The property deal with his "half sisters" in 1790 led to a quarrel between Peter Foster and Parson Jeanes, the Rector of Great Witchingham. No one knows why the Rector objected to the deal, but whatever the cause may have been, the result was a quarrel so violent that after service one Sunday morning, Peter and his wife, Anne, had to seek help from Parson Woodford at Weston. Peter's wife, the former Anne Chambers, a Norwich milliner, is known to have been a woman with a most violent temper-once in a fit of rage she smashed the window of the London to Norwich coach with her fist-and one wonders how far the quarrel with Parson Jeanes was "six of one and half a dozen of the other" or whether the Rector, perhaps with some justification, feared being landed with a quarrelsome neighbour.
The two Le Neve daughters sold the Ringland and Tuddenham properties, perhaps in 1790 when they sold the Witchingham copyhold to their "half brother". Once again the Phillips MSS. sheds a little light.
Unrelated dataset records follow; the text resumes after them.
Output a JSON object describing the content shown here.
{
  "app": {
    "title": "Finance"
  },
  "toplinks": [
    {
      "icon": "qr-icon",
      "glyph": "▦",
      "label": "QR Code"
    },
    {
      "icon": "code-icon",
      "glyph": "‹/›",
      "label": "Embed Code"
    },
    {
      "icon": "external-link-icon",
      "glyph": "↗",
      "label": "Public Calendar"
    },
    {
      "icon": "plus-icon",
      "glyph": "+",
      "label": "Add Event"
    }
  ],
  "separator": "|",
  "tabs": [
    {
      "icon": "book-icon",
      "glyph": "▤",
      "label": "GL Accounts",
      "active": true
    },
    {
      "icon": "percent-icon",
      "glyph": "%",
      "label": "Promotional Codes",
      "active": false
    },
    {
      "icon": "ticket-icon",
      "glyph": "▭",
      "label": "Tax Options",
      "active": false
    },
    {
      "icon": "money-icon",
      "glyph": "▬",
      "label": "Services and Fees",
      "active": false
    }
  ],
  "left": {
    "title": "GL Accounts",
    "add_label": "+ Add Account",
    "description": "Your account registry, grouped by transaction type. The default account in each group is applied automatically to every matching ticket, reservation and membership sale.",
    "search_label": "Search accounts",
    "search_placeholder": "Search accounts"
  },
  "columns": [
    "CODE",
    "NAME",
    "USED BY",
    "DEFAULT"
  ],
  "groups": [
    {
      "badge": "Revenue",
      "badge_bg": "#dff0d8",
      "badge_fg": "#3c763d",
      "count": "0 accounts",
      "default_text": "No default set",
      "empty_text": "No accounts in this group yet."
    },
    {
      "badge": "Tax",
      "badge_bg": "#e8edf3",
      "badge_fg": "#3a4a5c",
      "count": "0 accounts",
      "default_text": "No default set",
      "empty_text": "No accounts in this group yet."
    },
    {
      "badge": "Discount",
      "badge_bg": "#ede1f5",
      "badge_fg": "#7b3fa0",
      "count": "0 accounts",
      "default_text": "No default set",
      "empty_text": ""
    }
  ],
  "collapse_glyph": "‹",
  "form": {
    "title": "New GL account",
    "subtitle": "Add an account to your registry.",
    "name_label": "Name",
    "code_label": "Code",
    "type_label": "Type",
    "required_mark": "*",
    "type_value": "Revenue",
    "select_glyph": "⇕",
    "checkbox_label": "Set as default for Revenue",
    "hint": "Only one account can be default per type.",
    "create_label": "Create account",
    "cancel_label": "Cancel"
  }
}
Apparently the properties including Ringland Hall and the land at Tuddenham were sold to a farmer, a Mr. Culley who pulled down the Hall and sold the materials but left the garden wall and barns standing. A note adds that Witchingham Hall is also pulled down but that a very old manor house attached to it is still standing. Perhaps this is the old house which is (1966) standing though empty and in a very bad state of repair.
Peter Foster died in 1806 at the age of fifty-six and is buried in the chancel of Great Witchingham Church his Le Neve ancestors. His grave is just below the memorial tablet to Oliver Le Neve of duelling fame and adjacent to the grave of the Oliver Le Neve who is described as such a paragon of all virtues. The last Peter Le Neve, Peter Foster's father, is buried in Ringland Church immediately in front of the high altar.